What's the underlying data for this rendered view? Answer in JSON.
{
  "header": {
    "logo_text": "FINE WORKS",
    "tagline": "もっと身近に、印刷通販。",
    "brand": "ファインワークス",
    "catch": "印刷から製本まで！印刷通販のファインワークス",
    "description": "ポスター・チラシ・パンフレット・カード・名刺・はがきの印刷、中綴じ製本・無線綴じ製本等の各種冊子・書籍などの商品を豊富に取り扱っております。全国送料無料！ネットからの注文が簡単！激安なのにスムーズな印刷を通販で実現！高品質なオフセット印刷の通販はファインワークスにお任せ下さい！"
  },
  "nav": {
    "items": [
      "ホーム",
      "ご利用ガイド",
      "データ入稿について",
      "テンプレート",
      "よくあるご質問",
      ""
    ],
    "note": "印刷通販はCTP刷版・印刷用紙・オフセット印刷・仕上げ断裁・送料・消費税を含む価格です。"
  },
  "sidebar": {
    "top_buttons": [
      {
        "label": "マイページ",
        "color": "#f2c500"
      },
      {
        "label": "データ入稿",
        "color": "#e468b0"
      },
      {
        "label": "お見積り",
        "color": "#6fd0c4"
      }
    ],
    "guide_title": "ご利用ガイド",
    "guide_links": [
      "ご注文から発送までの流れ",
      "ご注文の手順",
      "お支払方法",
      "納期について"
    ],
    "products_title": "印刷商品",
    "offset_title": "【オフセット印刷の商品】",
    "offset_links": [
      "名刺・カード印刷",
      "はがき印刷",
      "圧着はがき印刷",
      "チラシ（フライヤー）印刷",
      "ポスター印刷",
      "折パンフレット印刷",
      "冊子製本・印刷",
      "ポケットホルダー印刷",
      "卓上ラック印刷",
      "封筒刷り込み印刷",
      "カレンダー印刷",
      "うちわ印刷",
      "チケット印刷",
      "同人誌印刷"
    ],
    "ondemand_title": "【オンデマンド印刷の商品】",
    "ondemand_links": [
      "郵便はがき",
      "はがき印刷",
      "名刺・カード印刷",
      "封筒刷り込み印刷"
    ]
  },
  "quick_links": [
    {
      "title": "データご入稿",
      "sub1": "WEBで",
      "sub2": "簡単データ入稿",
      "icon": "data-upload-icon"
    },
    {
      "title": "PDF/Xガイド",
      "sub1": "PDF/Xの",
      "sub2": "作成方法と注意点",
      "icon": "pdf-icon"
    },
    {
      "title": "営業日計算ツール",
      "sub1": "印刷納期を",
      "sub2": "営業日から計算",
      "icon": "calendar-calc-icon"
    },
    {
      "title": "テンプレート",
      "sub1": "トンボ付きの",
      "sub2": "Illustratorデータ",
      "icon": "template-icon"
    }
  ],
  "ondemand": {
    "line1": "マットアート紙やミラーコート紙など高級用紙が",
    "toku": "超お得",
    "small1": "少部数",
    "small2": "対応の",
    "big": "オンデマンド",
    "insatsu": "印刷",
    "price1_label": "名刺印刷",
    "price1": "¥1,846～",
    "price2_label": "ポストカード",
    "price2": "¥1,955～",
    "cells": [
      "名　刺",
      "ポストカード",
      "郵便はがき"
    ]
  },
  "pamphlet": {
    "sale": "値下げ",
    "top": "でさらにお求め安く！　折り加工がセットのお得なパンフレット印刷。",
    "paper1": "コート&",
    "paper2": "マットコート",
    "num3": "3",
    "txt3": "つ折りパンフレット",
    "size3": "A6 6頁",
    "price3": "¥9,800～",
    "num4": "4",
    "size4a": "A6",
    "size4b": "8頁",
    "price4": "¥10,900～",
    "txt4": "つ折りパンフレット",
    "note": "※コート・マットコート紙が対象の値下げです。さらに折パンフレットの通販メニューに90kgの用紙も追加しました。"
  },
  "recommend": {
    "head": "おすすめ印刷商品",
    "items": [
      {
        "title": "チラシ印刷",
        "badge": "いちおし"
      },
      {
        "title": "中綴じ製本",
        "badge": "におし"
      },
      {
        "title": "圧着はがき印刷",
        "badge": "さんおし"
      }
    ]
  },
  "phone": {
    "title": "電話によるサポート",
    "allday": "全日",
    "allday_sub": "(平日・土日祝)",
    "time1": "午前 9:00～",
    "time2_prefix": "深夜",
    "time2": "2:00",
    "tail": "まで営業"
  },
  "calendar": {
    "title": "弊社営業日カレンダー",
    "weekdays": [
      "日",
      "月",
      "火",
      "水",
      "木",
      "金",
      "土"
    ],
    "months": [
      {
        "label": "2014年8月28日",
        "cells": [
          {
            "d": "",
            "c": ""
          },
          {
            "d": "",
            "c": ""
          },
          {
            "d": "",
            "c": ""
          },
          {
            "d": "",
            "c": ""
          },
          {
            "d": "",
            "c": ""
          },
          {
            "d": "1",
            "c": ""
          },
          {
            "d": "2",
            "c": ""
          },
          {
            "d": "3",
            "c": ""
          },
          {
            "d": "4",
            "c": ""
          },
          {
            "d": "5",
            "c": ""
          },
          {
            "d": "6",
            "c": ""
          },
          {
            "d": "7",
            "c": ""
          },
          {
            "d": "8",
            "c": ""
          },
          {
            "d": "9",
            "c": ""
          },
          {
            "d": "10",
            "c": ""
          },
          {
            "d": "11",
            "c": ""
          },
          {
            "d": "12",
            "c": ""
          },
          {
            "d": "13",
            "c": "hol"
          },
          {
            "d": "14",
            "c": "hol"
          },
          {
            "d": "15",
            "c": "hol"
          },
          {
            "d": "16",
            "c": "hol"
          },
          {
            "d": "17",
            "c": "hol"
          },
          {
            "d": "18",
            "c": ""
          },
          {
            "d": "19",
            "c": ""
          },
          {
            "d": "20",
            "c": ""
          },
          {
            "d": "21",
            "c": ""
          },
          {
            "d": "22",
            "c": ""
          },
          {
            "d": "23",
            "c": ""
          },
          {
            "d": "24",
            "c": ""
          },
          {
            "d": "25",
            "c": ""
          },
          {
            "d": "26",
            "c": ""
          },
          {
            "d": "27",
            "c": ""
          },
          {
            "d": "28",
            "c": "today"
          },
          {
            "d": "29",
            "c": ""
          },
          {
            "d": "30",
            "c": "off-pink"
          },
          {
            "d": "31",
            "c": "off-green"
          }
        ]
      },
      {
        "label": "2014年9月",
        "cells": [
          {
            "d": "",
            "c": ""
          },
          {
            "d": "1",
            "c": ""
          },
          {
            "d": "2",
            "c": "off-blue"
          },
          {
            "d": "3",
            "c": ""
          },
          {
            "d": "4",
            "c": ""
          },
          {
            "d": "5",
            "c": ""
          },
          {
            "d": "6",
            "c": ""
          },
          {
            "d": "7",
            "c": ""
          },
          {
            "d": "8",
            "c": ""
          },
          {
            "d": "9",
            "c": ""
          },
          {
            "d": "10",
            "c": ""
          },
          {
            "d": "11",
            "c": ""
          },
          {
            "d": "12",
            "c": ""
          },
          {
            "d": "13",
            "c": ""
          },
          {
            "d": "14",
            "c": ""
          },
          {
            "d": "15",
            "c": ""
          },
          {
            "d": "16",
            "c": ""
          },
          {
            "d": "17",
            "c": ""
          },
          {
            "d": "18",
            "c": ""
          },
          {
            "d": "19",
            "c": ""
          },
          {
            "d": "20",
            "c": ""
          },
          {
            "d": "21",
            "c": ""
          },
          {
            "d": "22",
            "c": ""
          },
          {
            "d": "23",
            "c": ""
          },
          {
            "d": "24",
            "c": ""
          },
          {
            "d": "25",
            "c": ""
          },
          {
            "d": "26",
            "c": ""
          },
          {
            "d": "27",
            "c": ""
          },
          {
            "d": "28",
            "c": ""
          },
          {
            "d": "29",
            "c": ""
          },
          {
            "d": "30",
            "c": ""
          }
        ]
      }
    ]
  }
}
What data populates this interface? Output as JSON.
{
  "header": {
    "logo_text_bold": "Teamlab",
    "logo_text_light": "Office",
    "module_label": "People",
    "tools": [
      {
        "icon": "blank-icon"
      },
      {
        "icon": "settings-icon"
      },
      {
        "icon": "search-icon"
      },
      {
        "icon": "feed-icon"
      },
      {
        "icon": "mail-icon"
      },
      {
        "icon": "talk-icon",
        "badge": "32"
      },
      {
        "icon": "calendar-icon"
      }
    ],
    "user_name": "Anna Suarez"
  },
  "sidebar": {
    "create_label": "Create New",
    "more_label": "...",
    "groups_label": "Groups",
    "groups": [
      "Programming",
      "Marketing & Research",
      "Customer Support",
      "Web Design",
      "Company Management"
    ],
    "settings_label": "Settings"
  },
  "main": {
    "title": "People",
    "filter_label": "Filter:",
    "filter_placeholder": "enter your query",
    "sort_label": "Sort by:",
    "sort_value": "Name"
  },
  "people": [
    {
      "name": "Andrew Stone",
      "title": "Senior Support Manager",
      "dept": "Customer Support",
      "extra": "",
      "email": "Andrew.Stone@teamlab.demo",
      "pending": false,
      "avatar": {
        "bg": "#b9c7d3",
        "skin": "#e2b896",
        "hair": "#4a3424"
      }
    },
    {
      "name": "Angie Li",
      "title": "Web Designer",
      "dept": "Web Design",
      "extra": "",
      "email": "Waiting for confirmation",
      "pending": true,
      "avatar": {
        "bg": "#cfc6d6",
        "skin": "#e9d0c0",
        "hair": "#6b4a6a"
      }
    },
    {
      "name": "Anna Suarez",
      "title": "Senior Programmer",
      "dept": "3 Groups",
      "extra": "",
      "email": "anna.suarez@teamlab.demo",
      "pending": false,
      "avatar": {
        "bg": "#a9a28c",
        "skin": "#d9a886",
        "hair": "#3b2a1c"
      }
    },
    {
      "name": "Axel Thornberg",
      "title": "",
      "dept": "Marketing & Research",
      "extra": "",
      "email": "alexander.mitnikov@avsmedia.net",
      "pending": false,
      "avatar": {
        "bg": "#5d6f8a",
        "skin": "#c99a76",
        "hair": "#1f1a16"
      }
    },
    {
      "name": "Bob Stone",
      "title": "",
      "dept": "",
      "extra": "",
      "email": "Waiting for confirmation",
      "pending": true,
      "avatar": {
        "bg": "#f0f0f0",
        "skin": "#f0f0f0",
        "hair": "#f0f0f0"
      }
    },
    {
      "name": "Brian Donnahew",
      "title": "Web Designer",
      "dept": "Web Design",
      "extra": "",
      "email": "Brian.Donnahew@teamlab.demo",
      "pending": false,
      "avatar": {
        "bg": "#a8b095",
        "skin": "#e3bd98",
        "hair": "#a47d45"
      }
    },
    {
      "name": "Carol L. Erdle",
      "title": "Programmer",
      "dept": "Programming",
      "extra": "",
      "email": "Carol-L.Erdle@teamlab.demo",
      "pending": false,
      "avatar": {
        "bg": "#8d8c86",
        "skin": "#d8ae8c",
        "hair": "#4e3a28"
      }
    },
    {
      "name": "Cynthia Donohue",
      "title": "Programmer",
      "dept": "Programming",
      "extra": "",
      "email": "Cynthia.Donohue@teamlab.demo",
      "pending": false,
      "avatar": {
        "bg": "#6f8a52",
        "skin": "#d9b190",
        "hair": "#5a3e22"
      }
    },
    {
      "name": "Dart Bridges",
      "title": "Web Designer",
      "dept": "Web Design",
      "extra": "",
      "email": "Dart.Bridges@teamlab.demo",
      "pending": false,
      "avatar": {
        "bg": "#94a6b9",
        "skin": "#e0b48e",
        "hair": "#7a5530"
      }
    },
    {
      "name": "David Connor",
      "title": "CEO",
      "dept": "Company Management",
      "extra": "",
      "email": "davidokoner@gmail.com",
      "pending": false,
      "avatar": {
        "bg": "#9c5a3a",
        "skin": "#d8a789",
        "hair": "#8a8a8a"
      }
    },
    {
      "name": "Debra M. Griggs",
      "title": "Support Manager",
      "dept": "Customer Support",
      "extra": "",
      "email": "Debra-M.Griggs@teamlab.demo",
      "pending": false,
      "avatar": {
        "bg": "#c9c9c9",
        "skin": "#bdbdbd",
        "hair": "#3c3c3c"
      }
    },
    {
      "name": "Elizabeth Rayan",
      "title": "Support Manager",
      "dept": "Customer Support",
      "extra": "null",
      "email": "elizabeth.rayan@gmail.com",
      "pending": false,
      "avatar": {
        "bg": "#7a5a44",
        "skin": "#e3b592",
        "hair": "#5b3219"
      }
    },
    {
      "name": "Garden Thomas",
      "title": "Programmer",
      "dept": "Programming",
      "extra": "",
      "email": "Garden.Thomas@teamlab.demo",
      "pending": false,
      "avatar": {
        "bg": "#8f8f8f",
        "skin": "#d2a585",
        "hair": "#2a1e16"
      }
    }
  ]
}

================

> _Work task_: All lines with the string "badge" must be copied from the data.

> _Result of the task_:
        "badge": "いちおし"
        "badge": "におし"
        "badge": "さんおし"
        "badge": "32"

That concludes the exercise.